U.N. Secretary-General Kofi Annan launched a charm offensive here on behalf of his organization Thursday, and though he won plaudits wherever he appeared, he also encountered an ingrained skepticism in Congress toward the world body.
That was evident in Annan's long meeting with Sen. Jesse Helms (R-N.C.), a virulent critic of the United Nations who chairs the Senate Foreign Relations Committee. Helms praised Annan, who took office Jan. 1, for his willingness to meet with congressional leaders and his enthusiasm for reforming the U.N.
"When people get to know each other, problems ease up," Helms told reporters after Annan spent about 90 minutes with the committee. But Helms also said he is preparing legislation to set "benchmarks" for U.N. reform and would "reward" the organization--presumably with some of the $1.3 billion that the world body says it is owed by the U.S. in back dues--for meeting the standards.
Helms declined to detail the benchmarks, but invited U.N. staff to engage in an "ongoing dialogue" with his colleagues on the legislation.
According to a U.N. official at the closed meeting with committee members, Annan replied that he was "uncomfortable" with the idea of benchmarks but agreed to have his staff meet with Helms to discuss the plan.
The official said Annan's concern stemmed from fears that the U.N.'s other 184 members, who generally back reforms, would balk at the perception that the U.S. Congress was trying to dictate to the organization.
Annan's three-day visit to Washington ends today with meetings with House Speaker Newt Gingrich (R-Ga.), Senate Majority Leader Trent Lott (R-Miss.) and other key members of Congress. The purpose of Annan's visit is to hear American proposals on U.N. reform and to drum up support for repayment by the U.S. of its back dues--the largest owed by a member nation.
As expected, Annan received a generous endorsement from President Clinton, with whom he met for about half an hour. The administration orchestrated the removal of Annan's predecessor, Boutros Boutros-Ghali of Egypt, and believes that Annan, a Ghanaian who has spent much of his adult life in the United States and is known for his strong administrative skills and warm personality, will be a much more effective salesman for the U.N.
"We cannot expect to lead through the United Nations unless we are prepared to pay our own way and to pay what we owe as they do what they should along the path of reform," Clinton said. "As long as the United Nations does its part, we simply have to be prepared to pay our debts and to pay our dues."
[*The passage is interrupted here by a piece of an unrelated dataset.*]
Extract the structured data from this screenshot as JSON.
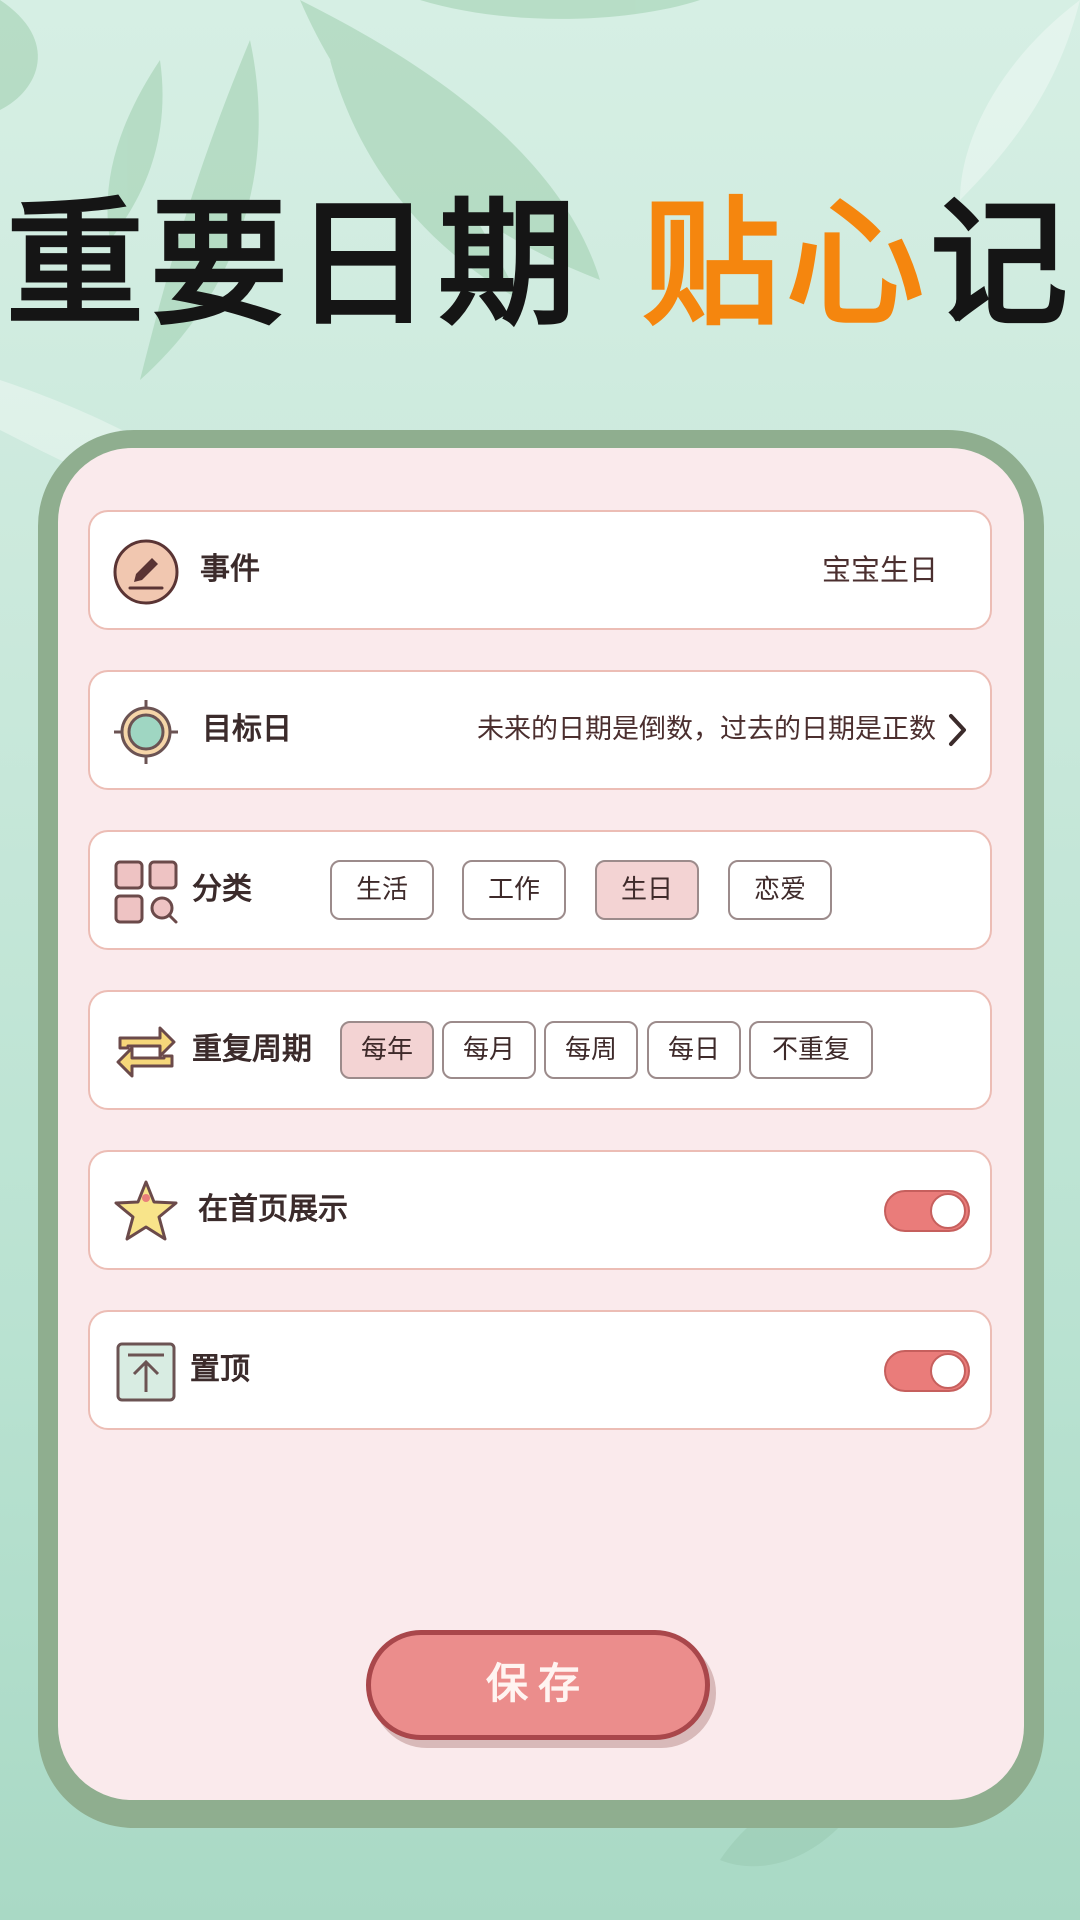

Annan, as he has at all his appearances here, stressed that he is ready to pursue U.N. reform, a vague term that generally is thought to mean cutting costs, reducing bureaucracy and consolidating some programs. "The world has changed, and we have to change," he said at the White House.
Clinton encouraged Annan to meet with congressional leaders, noting that "as a practical matter . . . we won't be able to secure support in the Congress for paying the arrears unless they're convinced that reform is going forward."
Helms underlined that in remarks to reporters before his meeting with Annan. In reply to a question, he said he was not yet ready to make good on the overdue bills to the U.N. that have piled up over more than a decade. "The answer for me at this time is 'no,' " he said. "I want to talk about it. I want to see what's fair for the American people."
Rep. Benjamin A. Gilman (R-N.Y.), who is Helms' counterpart in the House of Representatives, said he specified during his Wednesday meeting with Annan that the U.N. should reduce its staff, merge some programs and eliminate others, change its procurement policies to "eliminate favoritism" and adopt a "code of conduct" for employees.
Like others who met with Annan, Gilman said he was impressed with the secretary-general's credentials and comments, as well as his willingness to consult with congressional leaders. But he said that alone would not assure favorable congressional action.